* Problem
Determine how many lines in the records below contain "label", then state that number alone.

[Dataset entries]
BEGIN
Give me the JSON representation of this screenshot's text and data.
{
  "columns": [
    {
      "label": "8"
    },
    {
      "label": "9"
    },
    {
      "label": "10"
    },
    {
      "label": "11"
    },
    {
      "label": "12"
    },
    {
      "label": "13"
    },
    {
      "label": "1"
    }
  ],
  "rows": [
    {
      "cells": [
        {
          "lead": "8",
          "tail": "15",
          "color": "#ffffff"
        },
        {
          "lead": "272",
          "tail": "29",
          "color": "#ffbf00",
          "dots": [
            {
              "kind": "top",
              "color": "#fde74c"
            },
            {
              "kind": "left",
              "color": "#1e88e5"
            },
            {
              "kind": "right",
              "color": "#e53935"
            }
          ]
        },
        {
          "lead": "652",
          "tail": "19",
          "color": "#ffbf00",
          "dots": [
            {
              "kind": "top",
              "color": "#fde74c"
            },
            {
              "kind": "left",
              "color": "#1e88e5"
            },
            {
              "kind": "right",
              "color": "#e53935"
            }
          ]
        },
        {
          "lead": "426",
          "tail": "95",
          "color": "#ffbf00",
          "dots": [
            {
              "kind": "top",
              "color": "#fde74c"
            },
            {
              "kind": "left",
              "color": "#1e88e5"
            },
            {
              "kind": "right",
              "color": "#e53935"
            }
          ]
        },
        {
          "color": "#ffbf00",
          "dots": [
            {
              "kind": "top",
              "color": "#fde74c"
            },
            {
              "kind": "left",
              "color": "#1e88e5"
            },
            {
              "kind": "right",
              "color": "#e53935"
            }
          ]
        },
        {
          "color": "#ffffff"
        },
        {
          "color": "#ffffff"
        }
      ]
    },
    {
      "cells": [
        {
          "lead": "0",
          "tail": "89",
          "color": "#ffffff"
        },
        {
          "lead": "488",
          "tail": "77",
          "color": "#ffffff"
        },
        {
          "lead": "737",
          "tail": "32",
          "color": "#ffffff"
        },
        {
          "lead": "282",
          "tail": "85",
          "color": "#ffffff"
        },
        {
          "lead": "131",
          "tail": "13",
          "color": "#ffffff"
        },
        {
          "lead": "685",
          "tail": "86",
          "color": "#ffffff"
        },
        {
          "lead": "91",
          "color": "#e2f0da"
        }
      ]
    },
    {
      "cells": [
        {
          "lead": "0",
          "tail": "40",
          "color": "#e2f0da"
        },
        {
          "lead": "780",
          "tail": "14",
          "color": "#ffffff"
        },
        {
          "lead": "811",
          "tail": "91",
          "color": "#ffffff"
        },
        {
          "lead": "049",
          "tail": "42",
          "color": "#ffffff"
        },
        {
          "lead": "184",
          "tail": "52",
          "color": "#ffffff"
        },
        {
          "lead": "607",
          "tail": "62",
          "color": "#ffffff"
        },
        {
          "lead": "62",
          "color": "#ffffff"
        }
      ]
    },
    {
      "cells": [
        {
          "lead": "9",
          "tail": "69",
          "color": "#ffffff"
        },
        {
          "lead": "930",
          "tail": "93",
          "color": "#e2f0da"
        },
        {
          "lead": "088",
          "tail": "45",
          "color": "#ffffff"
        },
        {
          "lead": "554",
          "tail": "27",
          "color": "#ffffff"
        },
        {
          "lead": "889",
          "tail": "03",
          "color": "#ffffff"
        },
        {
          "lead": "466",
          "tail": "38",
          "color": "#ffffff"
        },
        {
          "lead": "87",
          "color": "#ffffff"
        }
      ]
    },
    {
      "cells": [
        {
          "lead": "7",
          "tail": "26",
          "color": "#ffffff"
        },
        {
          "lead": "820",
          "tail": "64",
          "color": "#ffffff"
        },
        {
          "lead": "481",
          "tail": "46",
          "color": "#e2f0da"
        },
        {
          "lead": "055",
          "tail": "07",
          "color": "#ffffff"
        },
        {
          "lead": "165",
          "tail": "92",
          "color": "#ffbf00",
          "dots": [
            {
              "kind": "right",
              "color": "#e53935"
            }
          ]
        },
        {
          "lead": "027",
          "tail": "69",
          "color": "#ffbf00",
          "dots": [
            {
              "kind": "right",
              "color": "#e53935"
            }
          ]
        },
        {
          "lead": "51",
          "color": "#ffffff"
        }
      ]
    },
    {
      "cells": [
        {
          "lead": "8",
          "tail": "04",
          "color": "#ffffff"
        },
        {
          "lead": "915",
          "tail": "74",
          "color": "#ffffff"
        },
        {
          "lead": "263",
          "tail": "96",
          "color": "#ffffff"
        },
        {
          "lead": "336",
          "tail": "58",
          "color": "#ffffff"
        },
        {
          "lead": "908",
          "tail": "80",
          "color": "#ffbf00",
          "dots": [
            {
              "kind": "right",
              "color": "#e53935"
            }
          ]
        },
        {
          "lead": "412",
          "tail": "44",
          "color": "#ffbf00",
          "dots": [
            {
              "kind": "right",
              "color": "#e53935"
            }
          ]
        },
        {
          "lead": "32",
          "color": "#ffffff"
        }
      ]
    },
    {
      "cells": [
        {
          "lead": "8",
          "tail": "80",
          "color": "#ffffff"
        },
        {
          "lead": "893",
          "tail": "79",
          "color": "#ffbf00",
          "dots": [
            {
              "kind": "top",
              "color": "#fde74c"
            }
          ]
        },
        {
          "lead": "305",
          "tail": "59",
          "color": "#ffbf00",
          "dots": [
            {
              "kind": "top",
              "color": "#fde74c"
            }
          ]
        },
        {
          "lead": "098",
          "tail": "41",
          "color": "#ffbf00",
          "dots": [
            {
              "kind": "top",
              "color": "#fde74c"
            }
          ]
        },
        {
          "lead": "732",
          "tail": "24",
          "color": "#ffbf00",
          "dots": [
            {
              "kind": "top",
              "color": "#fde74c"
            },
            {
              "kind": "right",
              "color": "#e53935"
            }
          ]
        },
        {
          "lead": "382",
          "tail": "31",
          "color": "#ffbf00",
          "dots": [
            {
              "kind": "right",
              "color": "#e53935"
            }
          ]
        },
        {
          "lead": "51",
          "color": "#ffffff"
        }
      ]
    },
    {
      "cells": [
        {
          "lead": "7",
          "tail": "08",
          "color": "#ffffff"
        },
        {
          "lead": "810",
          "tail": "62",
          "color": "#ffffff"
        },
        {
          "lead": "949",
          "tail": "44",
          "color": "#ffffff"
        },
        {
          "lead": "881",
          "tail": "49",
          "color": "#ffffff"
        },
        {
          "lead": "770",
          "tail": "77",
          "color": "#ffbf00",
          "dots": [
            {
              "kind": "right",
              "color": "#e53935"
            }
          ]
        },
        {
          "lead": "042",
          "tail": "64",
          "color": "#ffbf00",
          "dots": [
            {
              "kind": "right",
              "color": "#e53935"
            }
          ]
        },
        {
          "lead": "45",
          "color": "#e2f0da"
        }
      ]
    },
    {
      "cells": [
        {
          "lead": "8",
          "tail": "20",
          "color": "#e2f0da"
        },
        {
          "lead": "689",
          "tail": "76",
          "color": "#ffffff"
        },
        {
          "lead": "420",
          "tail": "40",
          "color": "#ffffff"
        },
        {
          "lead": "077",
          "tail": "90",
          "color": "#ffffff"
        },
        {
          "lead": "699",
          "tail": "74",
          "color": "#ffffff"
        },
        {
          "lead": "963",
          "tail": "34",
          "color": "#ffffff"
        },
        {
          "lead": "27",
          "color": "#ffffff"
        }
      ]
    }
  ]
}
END
* Solution to this exercise
7